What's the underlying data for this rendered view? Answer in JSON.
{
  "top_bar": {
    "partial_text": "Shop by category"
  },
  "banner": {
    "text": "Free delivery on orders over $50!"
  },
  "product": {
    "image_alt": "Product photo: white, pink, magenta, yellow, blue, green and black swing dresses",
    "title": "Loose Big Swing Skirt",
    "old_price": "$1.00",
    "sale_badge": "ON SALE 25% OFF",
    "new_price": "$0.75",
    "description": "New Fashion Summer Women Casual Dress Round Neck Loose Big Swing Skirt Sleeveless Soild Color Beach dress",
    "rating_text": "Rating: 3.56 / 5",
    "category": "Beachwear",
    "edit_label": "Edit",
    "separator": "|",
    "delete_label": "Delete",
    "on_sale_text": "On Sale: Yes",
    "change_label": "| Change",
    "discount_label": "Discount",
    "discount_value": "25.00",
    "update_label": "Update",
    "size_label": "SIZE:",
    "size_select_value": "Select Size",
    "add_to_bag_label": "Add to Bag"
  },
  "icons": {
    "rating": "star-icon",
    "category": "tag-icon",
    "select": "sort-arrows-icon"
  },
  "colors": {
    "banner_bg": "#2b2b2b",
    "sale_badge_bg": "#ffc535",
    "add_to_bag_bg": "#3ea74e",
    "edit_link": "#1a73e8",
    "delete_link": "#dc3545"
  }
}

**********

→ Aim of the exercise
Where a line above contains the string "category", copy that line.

→ Task response
    "partial_text": "Shop by category"
    "category": "Beachwear",
    "category": "tag-icon",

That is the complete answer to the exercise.